Zambezi gearing up for whole hide upholstery leather production
Published: 3rd Mar 2021
Not much good news due to the lockdowns which have seriously affected the markets locally and internationally. However optimism prevails at Zambezi Tanners, which is re-equipping for full bovine hide production.
This is in line with the ongoing demand for upholstery leather, which is currently being imported. A Zimbabwean leather furniture manufacturer, which exports to other SADC countries, wants to source locally. Overall, in Zimbabwe, there is demand for up to 100 000 ft², which is a big chunk of leather.
The re-equipping programme should start in April this year. However, I predict full production will only kick in around July.
One issue facing the tannery is sourcing commercial grade hides - these being of the right weight range and quality. The big, well managed cattle ranches are almost a thing of the past. Today the source is private abattoirs who have feedlots of cattle purchased from communal farmers. Trading in cattle by communal farmers results in a lot of rebranding, a lot of which are way out of spec and random. As a result all hides are only suitable for a corrected grain finish.
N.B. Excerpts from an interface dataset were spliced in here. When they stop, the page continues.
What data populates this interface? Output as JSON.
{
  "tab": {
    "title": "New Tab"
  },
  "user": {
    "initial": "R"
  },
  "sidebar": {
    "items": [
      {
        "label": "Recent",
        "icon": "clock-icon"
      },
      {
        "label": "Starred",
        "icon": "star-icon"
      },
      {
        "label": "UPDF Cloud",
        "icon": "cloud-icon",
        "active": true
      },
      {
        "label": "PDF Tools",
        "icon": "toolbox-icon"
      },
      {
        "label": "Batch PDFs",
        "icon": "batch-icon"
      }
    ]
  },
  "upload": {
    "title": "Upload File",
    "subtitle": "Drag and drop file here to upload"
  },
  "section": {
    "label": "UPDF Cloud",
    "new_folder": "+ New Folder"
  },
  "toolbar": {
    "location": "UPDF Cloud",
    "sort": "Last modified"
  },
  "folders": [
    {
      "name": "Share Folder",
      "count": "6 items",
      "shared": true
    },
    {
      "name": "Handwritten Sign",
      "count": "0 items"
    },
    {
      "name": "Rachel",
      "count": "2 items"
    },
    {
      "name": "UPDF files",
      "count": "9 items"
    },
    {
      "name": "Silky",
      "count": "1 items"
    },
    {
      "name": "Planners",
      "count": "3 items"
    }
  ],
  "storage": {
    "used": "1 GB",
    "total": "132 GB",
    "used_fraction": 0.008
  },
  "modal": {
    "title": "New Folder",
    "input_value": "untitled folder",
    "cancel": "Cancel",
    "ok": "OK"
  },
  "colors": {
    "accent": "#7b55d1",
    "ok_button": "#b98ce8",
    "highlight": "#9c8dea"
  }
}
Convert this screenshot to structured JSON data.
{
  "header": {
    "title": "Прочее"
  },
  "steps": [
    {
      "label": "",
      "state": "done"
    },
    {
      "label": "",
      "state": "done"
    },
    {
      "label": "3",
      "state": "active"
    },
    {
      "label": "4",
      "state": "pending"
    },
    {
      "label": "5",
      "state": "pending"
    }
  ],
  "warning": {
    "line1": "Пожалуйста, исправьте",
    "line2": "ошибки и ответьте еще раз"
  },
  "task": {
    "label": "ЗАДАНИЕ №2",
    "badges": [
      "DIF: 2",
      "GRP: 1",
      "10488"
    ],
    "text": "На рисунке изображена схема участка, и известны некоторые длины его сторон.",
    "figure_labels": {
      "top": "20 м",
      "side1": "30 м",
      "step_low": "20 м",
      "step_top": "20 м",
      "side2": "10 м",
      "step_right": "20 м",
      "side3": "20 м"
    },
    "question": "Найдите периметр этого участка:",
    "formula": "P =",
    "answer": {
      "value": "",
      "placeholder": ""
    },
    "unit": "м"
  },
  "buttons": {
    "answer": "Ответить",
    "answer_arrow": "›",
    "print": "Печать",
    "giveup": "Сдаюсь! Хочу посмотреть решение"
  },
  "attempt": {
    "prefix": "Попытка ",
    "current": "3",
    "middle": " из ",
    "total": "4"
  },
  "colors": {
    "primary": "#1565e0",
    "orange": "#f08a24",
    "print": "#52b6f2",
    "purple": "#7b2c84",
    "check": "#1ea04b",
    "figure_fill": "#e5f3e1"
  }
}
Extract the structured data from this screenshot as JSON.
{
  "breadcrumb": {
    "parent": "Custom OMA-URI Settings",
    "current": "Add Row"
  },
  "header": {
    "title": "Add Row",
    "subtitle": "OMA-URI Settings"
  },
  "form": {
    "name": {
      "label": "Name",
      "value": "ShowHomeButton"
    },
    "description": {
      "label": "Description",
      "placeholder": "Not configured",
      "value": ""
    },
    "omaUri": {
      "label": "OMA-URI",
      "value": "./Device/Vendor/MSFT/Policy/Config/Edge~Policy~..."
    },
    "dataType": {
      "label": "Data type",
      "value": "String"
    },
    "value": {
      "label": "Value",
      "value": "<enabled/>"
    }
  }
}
Exotic leathers are still being produced and exported, but on a lesser scale than previous years. Exotic leathers, mainly elephant and hippo, are still in demand in some foreign markets - particularly elephant leather for the Texas boot market.
However, it seems the United States will kill the trophy hunting industry, at least in Africa, so the raw material is not as easy to source as it was in years gone by. The pandemic had an enormous effect on the processional hunters last year and does not look like being any better this year. So the source of raw hides is reliant on PAC (problem animal control ). As you can appreciate, this only takes place in certain parts of the country where these wild animals live. Sadly, human/wildlife conflict is the cause for PAC action. Settler farmers often border on or have expanded into wildlife areas, thus causing the conflicts. Efforts are being made to reduce these human/wildlife conflicts, the results of which, I'm not certain of as yet.
Zambezi Tanners' traditional leathers, crocodile and ostrich, are normally cyclical, reaching unaffordable peaks, then crashing to almost nothing, and building back up over 2 years or so. That hasn't happened this time; the prices have just stayed down.
In general, I'm not confident about the future of exotic leathers. I think upholstery is a much more secure route.